Your Google Profile is a very important part of your online identity.
[Disclaimer: Vizibility.com is a Personal Branding Blog sponsor]
USA Today published a survey last week from The Creative Group about evaluating candidates for marketing and advertising jobs. In it, 72% of respondents said they would conduct a web search using the candidate’s name while 59% said they would look at a profile on LinkedIn. For those of you with questionable content on your Facebook pages, take heart in that only 44% of prospective employers said they would look there.
This survey, and others like it, reinforces where we go for trusted information. Google is one of the most trusted brands in the world. A user-produced profile on LinkedIn is valuable but for an unbiased, uncensored look at someone’s background, “Googling” and being “Googled” have become the standard practice.
What many of us have discovered for ourselves and those we’ve searched for, however, is that finding information about specific individuals online is getting more difficult. In April 2009, Google launched Google Profiles, a new service that was promoted as a solution for all of us who need to be easily found online. All we needed to do was to create a profile in Google.
In addition to employment and educational background information, users can include links to a personal blog, online photos and other profiles on social networking sites such as Facebook and LinkedIn. As an inducement to supply personal information, Google Profiles are promised to be included in results at the bottom of the first page of relevant searches.
But the marketing for Google Profiles can be easily misinterpreted. They say that the service “…allows you to control how you appear on Google…” and that you “…can also allow people to find you more easily…” That may be true for a Google Profile but we want these features for our organic search results.
Myth 1: Google Profiles Influence Search Results
If you’ve set up your Google Profile and then searched for yourself expecting your dozens, hundreds or thousands of results to be at the top of the organic search results, you were probably disappointed. Google Profiles don’t appear to influence search results right now. And how could they? With many people sharing similar names, Google cannot know who someone is actually searching for.
Myth 2: Google Profiles Will Show Your Profile on Every Search for Your Name
One of the promises of Google Profiles is that they will show up at the bottom of the first page of search results. This works well when there are only a couple of people with a similar name. It breaks down when there are many people with Google Profiles who have similar names. Just ask all the Fred Wilsons…
Myth 3: Google Profiles Will Make Finding You In Google Easier
After creating my Google Profile, I wasn’t any easier to find in Google than before when searching on my name alone. Google Profiles didn’t always show up in the search results for my name and when they did, my profile never made it to the first page. However, when I enter an employer or other piece of information that appears in my Google Profile, that seemed to make it come up.

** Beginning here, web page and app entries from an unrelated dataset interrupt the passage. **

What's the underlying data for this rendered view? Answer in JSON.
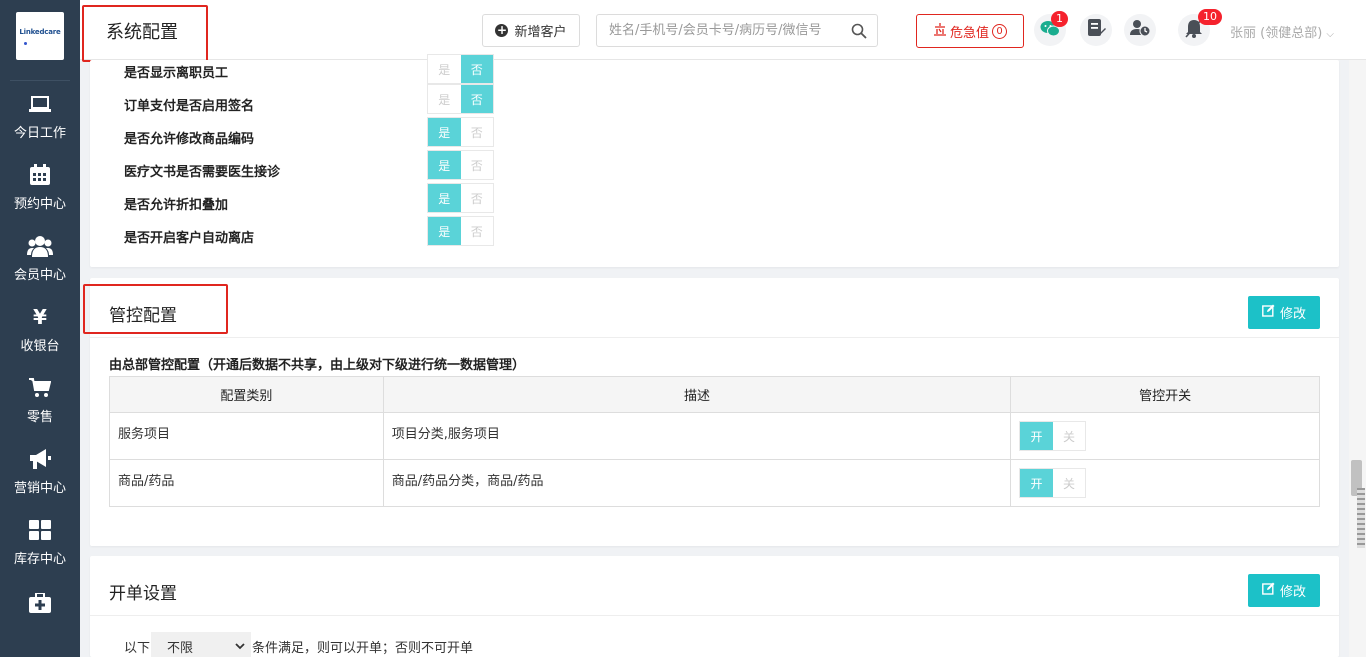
{
  "sidebar": {
    "logo_text": "Linkedcare",
    "items": [
      {
        "label": "今日工作",
        "icon": "laptop-icon"
      },
      {
        "label": "预约中心",
        "icon": "calendar-icon"
      },
      {
        "label": "会员中心",
        "icon": "users-icon"
      },
      {
        "label": "收银台",
        "icon": "yen-icon"
      },
      {
        "label": "零售",
        "icon": "cart-icon"
      },
      {
        "label": "营销中心",
        "icon": "megaphone-icon"
      },
      {
        "label": "库存中心",
        "icon": "grid-icon"
      },
      {
        "label": "",
        "icon": "medkit-icon"
      }
    ]
  },
  "header": {
    "title": "系统配置",
    "add_customer": "新增客户",
    "search_placeholder": "姓名/手机号/会员卡号/病历号/微信号",
    "danger_label": "危急值",
    "danger_count": "0",
    "wechat_badge": "1",
    "notify_badge": "10",
    "user": "张丽 (领健总部)"
  },
  "system_config": {
    "yes": "是",
    "no": "否",
    "items": [
      {
        "label": "是否显示离职员工",
        "value": "否"
      },
      {
        "label": "订单支付是否启用签名",
        "value": "否"
      },
      {
        "label": "是否允许修改商品编码",
        "value": "是"
      },
      {
        "label": "医疗文书是否需要医生接诊",
        "value": "是"
      },
      {
        "label": "是否允许折扣叠加",
        "value": "是"
      },
      {
        "label": "是否开启客户自动离店",
        "value": "是"
      }
    ]
  },
  "control_config": {
    "title": "管控配置",
    "edit_label": "修改",
    "description": "由总部管控配置（开通后数据不共享，由上级对下级进行统一数据管理）",
    "columns": [
      "配置类别",
      "描述",
      "管控开关"
    ],
    "on_label": "开",
    "off_label": "关",
    "rows": [
      {
        "category": "服务项目",
        "desc": "项目分类,服务项目",
        "value": "开"
      },
      {
        "category": "商品/药品",
        "desc": "商品/药品分类，商品/药品",
        "value": "开"
      }
    ]
  },
  "order_settings": {
    "title": "开单设置",
    "edit_label": "修改",
    "prefix": "以下",
    "select_value": "不限",
    "suffix": "条件满足，则可以开单；否则不可开单"
  },
  "colors": {
    "sidebar": "#2d3e50",
    "accent": "#1cc1c8",
    "toggle_on": "#5ad3d8",
    "danger": "#e0261f"
  }
}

Despite these shortcomings, the idea and intent behind Google Profiles are good. There are two reasons to create one for yourself. First, in addition to your name, if someone enters another piece of information about you that also appears in your profile (i.e. an employer), that may trip your Google Profile to appear.
Second, while the service replicates popular profile sites such as LinkedIn, Google Profiles enables you to add many more external links to your profile than most other profile sites. This makes a Google Profile potentially more valuable to someone who wants to see more than a company website and a blog page.
If you do create a Google Profile, make sure to add your SearchMe button for Google from Vizibility. It will get people to the correct search results about you in one click. And it’s free.
James Alexander is the founder and CEO of Vizibility. A serial technology entrepreneur and graduate of the University of Oxford, James has been involved with Internet search since starting eWatch in 1995. Google him at http://vizibility.com/james.